I realize that this is about the general public, but the hatred of medications and people who use them is quickly seeping into the chronically ill community, because of biased reports such as this one. People have to realize that if you are ill enough to have to be taking multiple medications, you are probably already depressed. Chronic pain, illness and terminal conditions are one of the biggest causes of depression. People need to take into account that many of these meds are necessary for people like us to NOT DIE. The stigma around the amount of meds that chronically and terminally ill people have to take is wrong and out of control. Not everyone thinks pills can fix everything. But what I do know, is that they are certainly capable of making the lives of those suffering easier. As for the people abusing these medications, our lives are made more difficult because of the average populations inability to not over prescribe and use.
Where's THE LIST ?... lame reporting as usual with these talking head morning shows, pretending to be informative. Make your CRAP RELEVANT CBS ... Talking heads, just more bla bla bla, from television. And they wonder why people re leaving this crappy programing format for streaming content. the advertisers should demand more for their money, hahaha.
I have to take medications to keep my heart functioning properly. And of course there are thousands of people with Shakas condition that need prescribed medication to be able to live as normally as possible. You would understand if someone you cared about was chronically ill.
I wonder if Big Pharma's aggressive ad campaigning over the last 3 decades has anything to do with the public's belief that a pill will solve every problem... Then again, as long as there's been snake oil, there's been a market.
Antidepressants are medications that can help relieve symptoms of depression, social anxiety disorder, anxiety disorders, seasonal affective disorder, and dysthymia, or mild chronic depression, as well as other conditions.
They aim to correct chemical imbalances of neurotransmitters in the brain that are believed to be responsible for changes in mood and behavior.
Depression Medications (Antidepressants)
These are the most commonly prescribed type of antidepressant.
Serotonin and noradrenaline reuptake inhibitors (SNRIs) are used to treat major depression, mood disorders, and possibly but less commonly attention deficit hyperactivity disorder (ADHD), obsessive-compulsive disorder (OCD), anxiety disorders, menopausal symptoms, fibromyalgia, and chronic neuropathic pain.
SNRIs raise levels of serotonin and norepinephrine, two neurotransmitters in the brain that play a key role in stabilizing mood.
Selective serotonin reuptake inhibitors (SSRIs) are the most commonly prescribed antidepressants. They are effective in treating depression, and they have fewer side effects than the other antidepressants.

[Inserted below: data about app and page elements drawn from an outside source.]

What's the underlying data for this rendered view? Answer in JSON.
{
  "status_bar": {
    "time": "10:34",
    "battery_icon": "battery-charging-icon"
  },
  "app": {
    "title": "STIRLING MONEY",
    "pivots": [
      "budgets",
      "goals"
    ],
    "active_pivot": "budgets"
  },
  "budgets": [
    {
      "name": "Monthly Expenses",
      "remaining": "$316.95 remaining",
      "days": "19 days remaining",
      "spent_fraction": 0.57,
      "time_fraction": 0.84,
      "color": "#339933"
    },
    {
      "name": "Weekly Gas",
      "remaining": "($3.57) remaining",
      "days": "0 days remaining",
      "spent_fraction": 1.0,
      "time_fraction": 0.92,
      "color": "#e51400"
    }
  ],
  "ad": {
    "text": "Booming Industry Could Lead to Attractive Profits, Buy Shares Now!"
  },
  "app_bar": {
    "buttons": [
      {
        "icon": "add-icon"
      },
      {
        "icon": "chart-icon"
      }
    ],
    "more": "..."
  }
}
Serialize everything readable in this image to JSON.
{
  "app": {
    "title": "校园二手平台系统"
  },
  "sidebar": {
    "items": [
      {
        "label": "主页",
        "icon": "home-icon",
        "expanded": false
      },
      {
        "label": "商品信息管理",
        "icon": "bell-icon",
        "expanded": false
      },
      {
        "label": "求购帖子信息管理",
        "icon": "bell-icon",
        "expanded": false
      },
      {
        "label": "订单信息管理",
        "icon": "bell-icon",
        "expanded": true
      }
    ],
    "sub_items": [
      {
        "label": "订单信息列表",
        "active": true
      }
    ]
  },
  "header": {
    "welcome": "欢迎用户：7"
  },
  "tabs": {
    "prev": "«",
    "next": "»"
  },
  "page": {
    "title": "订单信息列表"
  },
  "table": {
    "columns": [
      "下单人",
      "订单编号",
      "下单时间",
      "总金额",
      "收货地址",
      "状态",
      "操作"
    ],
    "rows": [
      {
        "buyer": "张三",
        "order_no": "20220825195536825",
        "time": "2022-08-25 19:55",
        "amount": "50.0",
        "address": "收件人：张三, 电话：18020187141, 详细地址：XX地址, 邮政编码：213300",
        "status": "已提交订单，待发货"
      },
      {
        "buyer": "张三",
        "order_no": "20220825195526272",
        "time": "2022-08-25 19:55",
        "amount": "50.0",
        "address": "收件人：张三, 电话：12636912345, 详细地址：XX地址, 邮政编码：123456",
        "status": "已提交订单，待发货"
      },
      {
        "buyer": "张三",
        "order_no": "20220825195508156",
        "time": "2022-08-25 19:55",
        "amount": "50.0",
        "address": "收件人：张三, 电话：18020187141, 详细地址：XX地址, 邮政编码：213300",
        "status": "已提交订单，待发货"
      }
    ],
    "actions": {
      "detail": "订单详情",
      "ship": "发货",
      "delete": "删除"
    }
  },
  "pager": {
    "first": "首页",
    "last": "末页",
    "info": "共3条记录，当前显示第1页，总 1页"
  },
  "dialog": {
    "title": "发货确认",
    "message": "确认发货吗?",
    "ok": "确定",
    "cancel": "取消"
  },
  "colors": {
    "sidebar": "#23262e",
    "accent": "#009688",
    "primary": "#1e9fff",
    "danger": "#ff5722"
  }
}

SSRIs block the reuptake, or absorption, of serotonin in the brain. This makes it easier for the brain cells to receive and send messages, resulting in better and more stable moods.
They are called "selective" because they mainly seem to affect serotonin, and not the other neurotransmitters.